=== THE TASK ===
Print, exactly and without pictures, the lines from the one where "Output a JSON" appears down to the end of the entries.

[Interface dataset entries]
---*---
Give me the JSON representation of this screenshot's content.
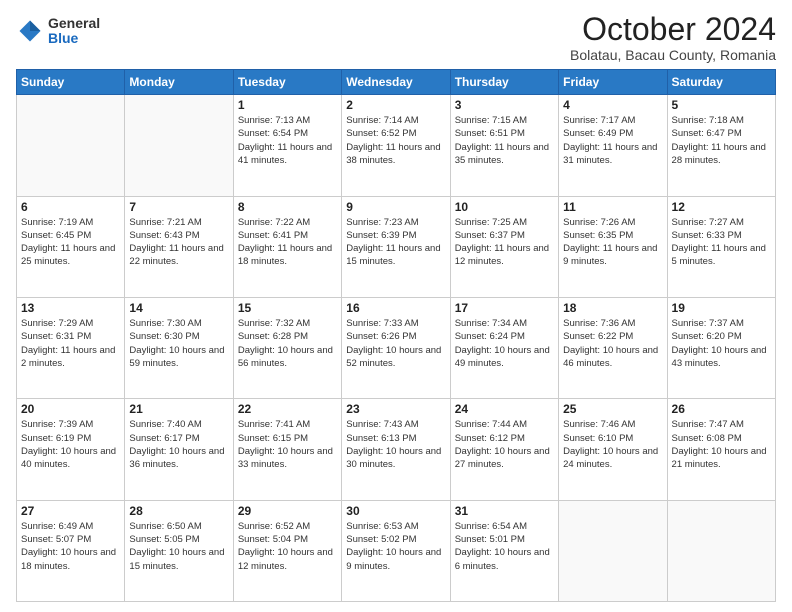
{
  "header": {
    "logo_general": "General",
    "logo_blue": "Blue",
    "title": "October 2024",
    "location": "Bolatau, Bacau County, Romania"
  },
  "weekdays": [
    "Sunday",
    "Monday",
    "Tuesday",
    "Wednesday",
    "Thursday",
    "Friday",
    "Saturday"
  ],
  "weeks": [
    [
      {
        "day": "",
        "info": ""
      },
      {
        "day": "",
        "info": ""
      },
      {
        "day": "1",
        "info": "Sunrise: 7:13 AM\nSunset: 6:54 PM\nDaylight: 11 hours and 41 minutes."
      },
      {
        "day": "2",
        "info": "Sunrise: 7:14 AM\nSunset: 6:52 PM\nDaylight: 11 hours and 38 minutes."
      },
      {
        "day": "3",
        "info": "Sunrise: 7:15 AM\nSunset: 6:51 PM\nDaylight: 11 hours and 35 minutes."
      },
      {
        "day": "4",
        "info": "Sunrise: 7:17 AM\nSunset: 6:49 PM\nDaylight: 11 hours and 31 minutes."
      },
      {
        "day": "5",
        "info": "Sunrise: 7:18 AM\nSunset: 6:47 PM\nDaylight: 11 hours and 28 minutes."
      }
    ],
    [
      {
        "day": "6",
        "info": "Sunrise: 7:19 AM\nSunset: 6:45 PM\nDaylight: 11 hours and 25 minutes."
      },
      {
        "day": "7",
        "info": "Sunrise: 7:21 AM\nSunset: 6:43 PM\nDaylight: 11 hours and 22 minutes."
      },
      {
        "day": "8",
        "info": "Sunrise: 7:22 AM\nSunset: 6:41 PM\nDaylight: 11 hours and 18 minutes."
      },
      {
        "day": "9",
        "info": "Sunrise: 7:23 AM\nSunset: 6:39 PM\nDaylight: 11 hours and 15 minutes."
      },
      {
        "day": "10",
        "info": "Sunrise: 7:25 AM\nSunset: 6:37 PM\nDaylight: 11 hours and 12 minutes."
      },
      {
        "day": "11",
        "info": "Sunrise: 7:26 AM\nSunset: 6:35 PM\nDaylight: 11 hours and 9 minutes."
      },
      {
        "day": "12",
        "info": "Sunrise: 7:27 AM\nSunset: 6:33 PM\nDaylight: 11 hours and 5 minutes."
      }
    ],
    [
      {
        "day": "13",
        "info": "Sunrise: 7:29 AM\nSunset: 6:31 PM\nDaylight: 11 hours and 2 minutes."
      },
      {
        "day": "14",
        "info": "Sunrise: 7:30 AM\nSunset: 6:30 PM\nDaylight: 10 hours and 59 minutes."
      },
      {
        "day": "15",
        "info": "Sunrise: 7:32 AM\nSunset: 6:28 PM\nDaylight: 10 hours and 56 minutes."
      },
      {
        "day": "16",
        "info": "Sunrise: 7:33 AM\nSunset: 6:26 PM\nDaylight: 10 hours and 52 minutes."
      },
      {
        "day": "17",
        "info": "Sunrise: 7:34 AM\nSunset: 6:24 PM\nDaylight: 10 hours and 49 minutes."
      },
      {
        "day": "18",
        "info": "Sunrise: 7:36 AM\nSunset: 6:22 PM\nDaylight: 10 hours and 46 minutes."
      },
      {
        "day": "19",
        "info": "Sunrise: 7:37 AM\nSunset: 6:20 PM\nDaylight: 10 hours and 43 minutes."
      }
    ],
    [
      {
        "day": "20",
        "info": "Sunrise: 7:39 AM\nSunset: 6:19 PM\nDaylight: 10 hours and 40 minutes."
      },
      {
        "day": "21",
        "info": "Sunrise: 7:40 AM\nSunset: 6:17 PM\nDaylight: 10 hours and 36 minutes."
      },
      {
        "day": "22",
        "info": "Sunrise: 7:41 AM\nSunset: 6:15 PM\nDaylight: 10 hours and 33 minutes."
      },
      {
        "day": "23",
        "info": "Sunrise: 7:43 AM\nSunset: 6:13 PM\nDaylight: 10 hours and 30 minutes."
      },
      {
        "day": "24",
        "info": "Sunrise: 7:44 AM\nSunset: 6:12 PM\nDaylight: 10 hours and 27 minutes."
      },
      {
        "day": "25",
        "info": "Sunrise: 7:46 AM\nSunset: 6:10 PM\nDaylight: 10 hours and 24 minutes."
      },
      {
        "day": "26",
        "info": "Sunrise: 7:47 AM\nSunset: 6:08 PM\nDaylight: 10 hours and 21 minutes."
      }
    ],
    [
      {
        "day": "27",
        "info": "Sunrise: 6:49 AM\nSunset: 5:07 PM\nDaylight: 10 hours and 18 minutes."
      },
      {
        "day": "28",
        "info": "Sunrise: 6:50 AM\nSunset: 5:05 PM\nDaylight: 10 hours and 15 minutes."
      },
      {
        "day": "29",
        "info": "Sunrise: 6:52 AM\nSunset: 5:04 PM\nDaylight: 10 hours and 12 minutes."
      },
      {
        "day": "30",
        "info": "Sunrise: 6:53 AM\nSunset: 5:02 PM\nDaylight: 10 hours and 9 minutes."
      },
      {
        "day": "31",
        "info": "Sunrise: 6:54 AM\nSunset: 5:01 PM\nDaylight: 10 hours and 6 minutes."
      },
      {
        "day": "",
        "info": ""
      },
      {
        "day": "",
        "info": ""
      }
    ]
  ]
}
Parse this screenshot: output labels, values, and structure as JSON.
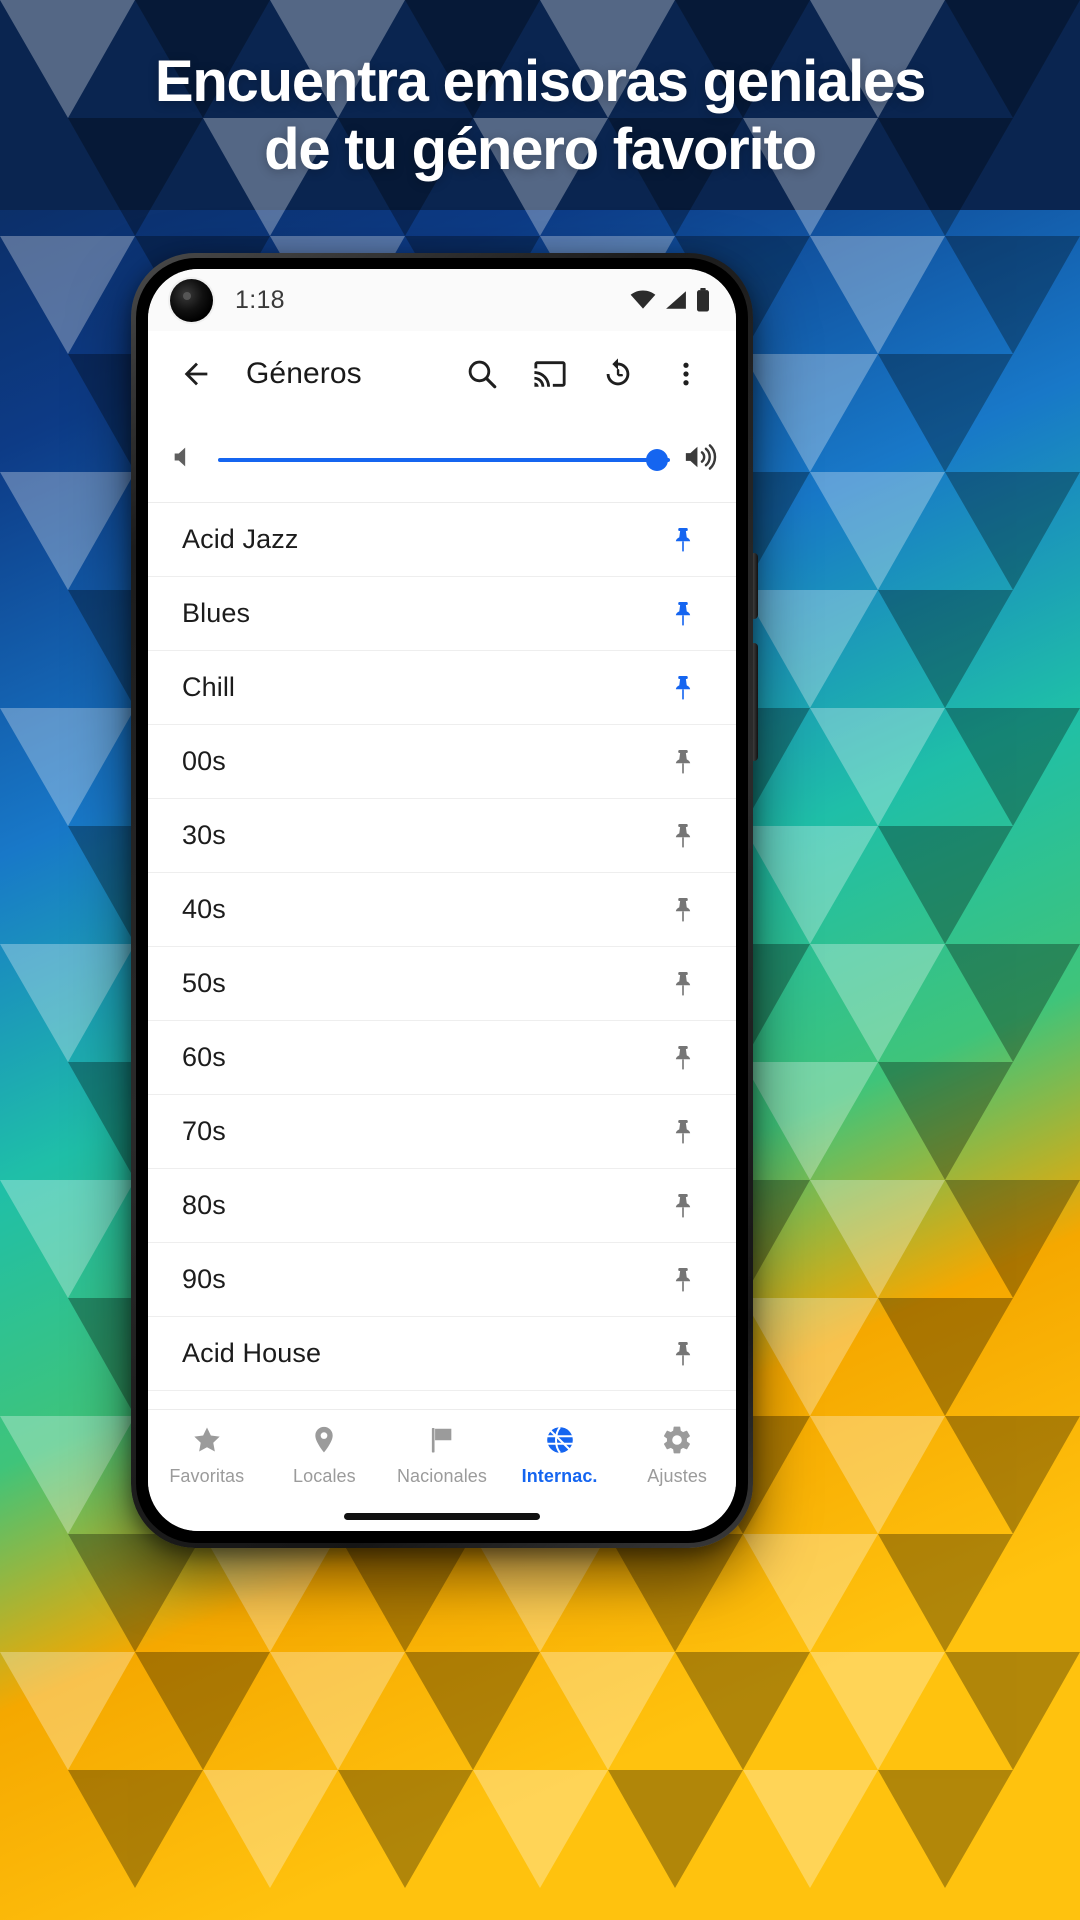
{
  "headline": {
    "line1": "Encuentra emisoras geniales",
    "line2": "de tu género favorito"
  },
  "colors": {
    "accent": "#1565f0",
    "pin_active": "#1565f0",
    "pin_inactive": "#757575",
    "nav_inactive": "#9b9b9b",
    "headline_text": "#ffffff",
    "bg_dark_blue": "#0a2a5e",
    "screen_bg": "#ffffff"
  },
  "phone": {
    "statusbar": {
      "time": "1:18",
      "icons": [
        "wifi-icon",
        "cellular-signal-icon",
        "battery-icon"
      ]
    },
    "appbar": {
      "back_icon": "back-arrow-icon",
      "title": "Géneros",
      "actions": [
        {
          "icon": "search-icon",
          "label": "Buscar"
        },
        {
          "icon": "cast-icon",
          "label": "Transmitir"
        },
        {
          "icon": "sleep-timer-icon",
          "label": "Temporizador"
        },
        {
          "icon": "overflow-menu-icon",
          "label": "Más opciones"
        }
      ]
    },
    "volume": {
      "mute_icon": "volume-mute-icon",
      "max_icon": "volume-up-icon",
      "value": 100
    },
    "genres": [
      {
        "label": "Acid Jazz",
        "pinned": true
      },
      {
        "label": "Blues",
        "pinned": true
      },
      {
        "label": "Chill",
        "pinned": true
      },
      {
        "label": "00s",
        "pinned": false
      },
      {
        "label": "30s",
        "pinned": false
      },
      {
        "label": "40s",
        "pinned": false
      },
      {
        "label": "50s",
        "pinned": false
      },
      {
        "label": "60s",
        "pinned": false
      },
      {
        "label": "70s",
        "pinned": false
      },
      {
        "label": "80s",
        "pinned": false
      },
      {
        "label": "90s",
        "pinned": false
      },
      {
        "label": "Acid House",
        "pinned": false
      }
    ],
    "bottomnav": [
      {
        "label": "Favoritas",
        "icon": "star-icon",
        "active": false
      },
      {
        "label": "Locales",
        "icon": "location-pin-icon",
        "active": false
      },
      {
        "label": "Nacionales",
        "icon": "flag-icon",
        "active": false
      },
      {
        "label": "Internac.",
        "icon": "globe-icon",
        "active": true
      },
      {
        "label": "Ajustes",
        "icon": "gear-icon",
        "active": false
      }
    ]
  }
}
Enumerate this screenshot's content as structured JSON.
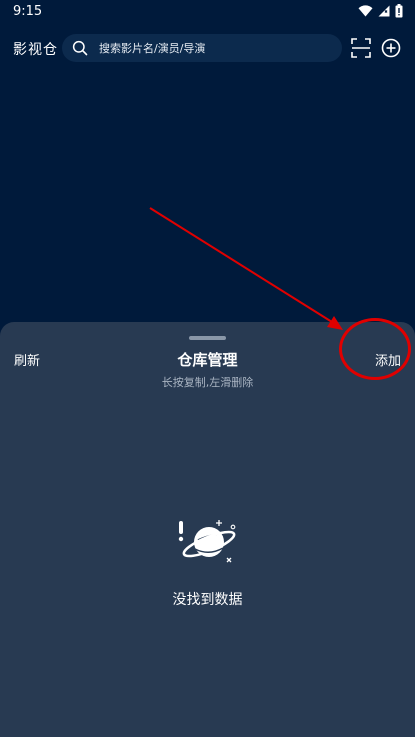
{
  "status_bar": {
    "time": "9:15",
    "icons": [
      "wifi-icon",
      "signal-icon",
      "battery-icon"
    ]
  },
  "header": {
    "title": "影视仓",
    "search": {
      "placeholder": "搜索影片名/演员/导演",
      "icon": "search-icon"
    },
    "actions": [
      "scan-icon",
      "add-circle-icon"
    ]
  },
  "sheet": {
    "refresh_label": "刷新",
    "title": "仓库管理",
    "subtitle": "长按复制,左滑删除",
    "add_label": "添加",
    "empty_icon": "planet-icon",
    "empty_text": "没找到数据"
  },
  "colors": {
    "background": "#001a3b",
    "search_bg": "#0c2a4d",
    "sheet_bg": "#283a52",
    "annotation": "#e00000",
    "subtitle": "#aab5c3"
  }
}
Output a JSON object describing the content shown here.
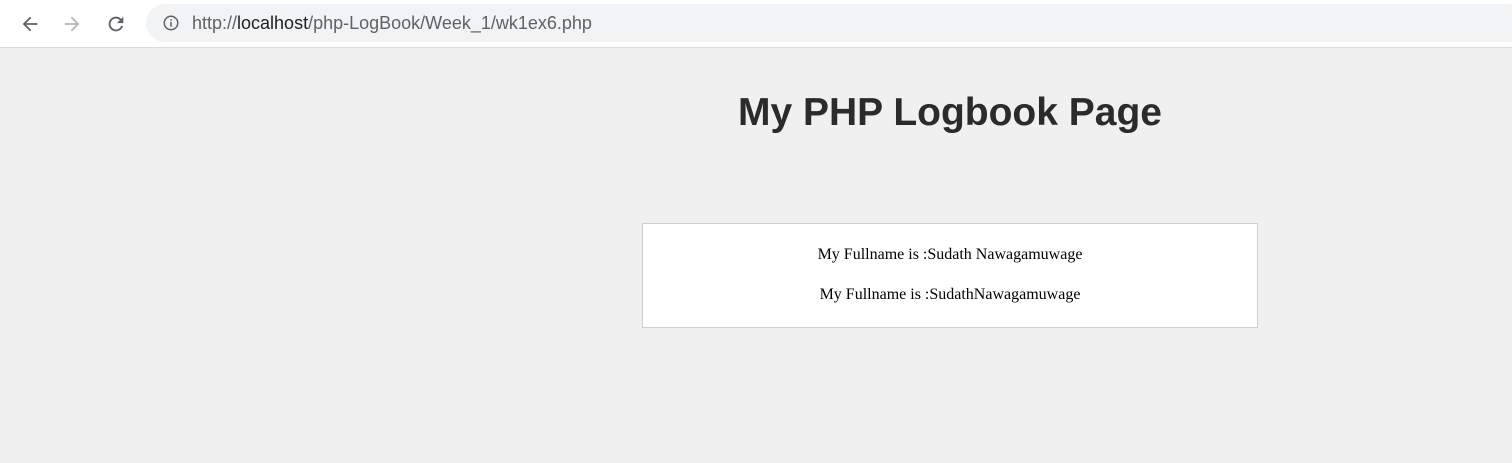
{
  "browser": {
    "url_prefix": "http://",
    "url_host": "localhost",
    "url_path": "/php-LogBook/Week_1/wk1ex6.php"
  },
  "icons": {
    "back": "arrow-left-icon",
    "forward": "arrow-right-icon",
    "reload": "reload-icon",
    "info": "info-icon"
  },
  "colors": {
    "page_background": "#f0f0f0",
    "toolbar_background": "#ffffff",
    "omnibox_background": "#f1f3f4",
    "heading": "#2b2b2b",
    "box_border": "#cfcfcf"
  },
  "page": {
    "heading": "My PHP Logbook Page",
    "lines": [
      "My Fullname is :Sudath Nawagamuwage",
      "My Fullname is :SudathNawagamuwage"
    ]
  }
}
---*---
=== TASK RESULT ===
Output a JSON object describing the content shown here.
{
  "browser": {
    "url_prefix": "http://",
    "url_host": "localhost",
    "url_path": "/php-LogBook/Week_1/wk1ex6.php"
  },
  "icons": {
    "back": "arrow-left-icon",
    "forward": "arrow-right-icon",
    "reload": "reload-icon",
    "info": "info-icon"
  },
  "colors": {
    "page_background": "#f0f0f0",
    "toolbar_background": "#ffffff",
    "omnibox_background": "#f1f3f4",
    "heading": "#2b2b2b",
    "box_border": "#cfcfcf"
  },
  "page": {
    "heading": "My PHP Logbook Page",
    "lines": [
      "My Fullname is :Sudath Nawagamuwage",
      "My Fullname is :SudathNawagamuwage"
    ]
  }
}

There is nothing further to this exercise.